(The Center Square) – The Illinois Association of Regional Superintendents of Schools is describing what he says is a teacher shortage around the state as a crisis.
The group conducted its sixth statewide survey of school superintendents on the staffing situation, and found that 79% of the 690 respondents said they have a teacher shortage problem.
“This is not something that started with COVID,” said IARSS President Mark Klaisner. “Certainly COVID exacerbated the situation and we are freely using the word crisis.”
Ninety-three percent of districts said the shortage is as bad as or worse than last school year.
According to statistics from the Illinois State Board of Education, there were 5,301 unfilled teaching positions around the state in 2022. That is compared to 4,120 the year before and 2,006 in 2017.
How severe the shortage is depends on who you talk to. Illinois schools employed more teachers in 2021 than it had at any point over the past decade while student enrollment declined over the same period.
According to Illinois Policy Institute, nearly 410,000 students were enrolled in Chicago Public Schools at the beginning of the 2009-2010 school year. This fall, about 322,000 students remained, a loss of over 87,000 students. Despite the decline in the number of enrolled students, the school district's demands on taxpayers increased 55% during that time.
And the most recent report from the Illinois State Board of Education on teacher supply and demand found that 99% of teaching positions were filled in 2020 and that vacancy rates were highest for bilingual and special education teachers. Even in those more-difficult-to-fill positions, the vacancy rates remained below 3% in 2018, 2019 and 2020, The Center Square previously reported.
Gov. J.B. Pritzker signed several measures into law last year to address what he said was a teacher shortage, including cutting fees and making it easier to qualify to teach.
“I want you to know that we are continuing to find new ways to bring more help into our classrooms so that all students can get the education that they deserve,” Pritzker said while signing the bills last April.
The IARSS survey showed a number of school districts reported less than half of the applicants they receive for their open positions are actually qualified for that position.

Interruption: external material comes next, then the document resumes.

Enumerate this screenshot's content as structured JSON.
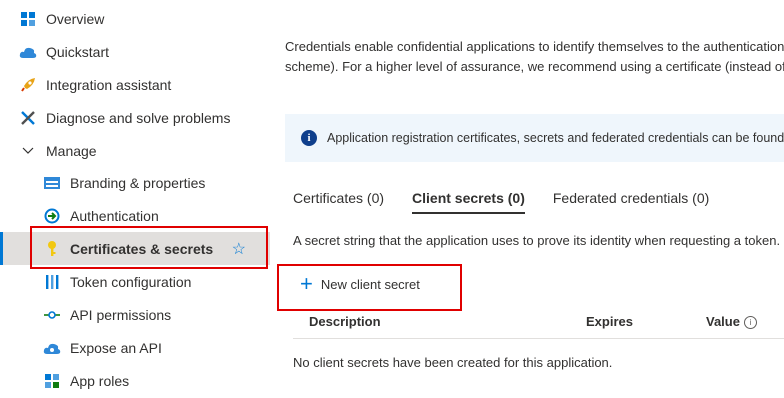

For about one-fifth of schools seeking to fill non-licensed staff and paraprofessional roles, less than half of their applicants would be qualified for those positions.
Klaisner said his group would like to see more funding for districts to further incentivize teachers to get more endorsements and compensation for high-need subjects and positions.
“We cannot lose sight that the work we do today to again make education the attractive, rewarding career as we know it to be is critical to providing the best education possible for every child, from Rockford to Cairo,” said Klaisner.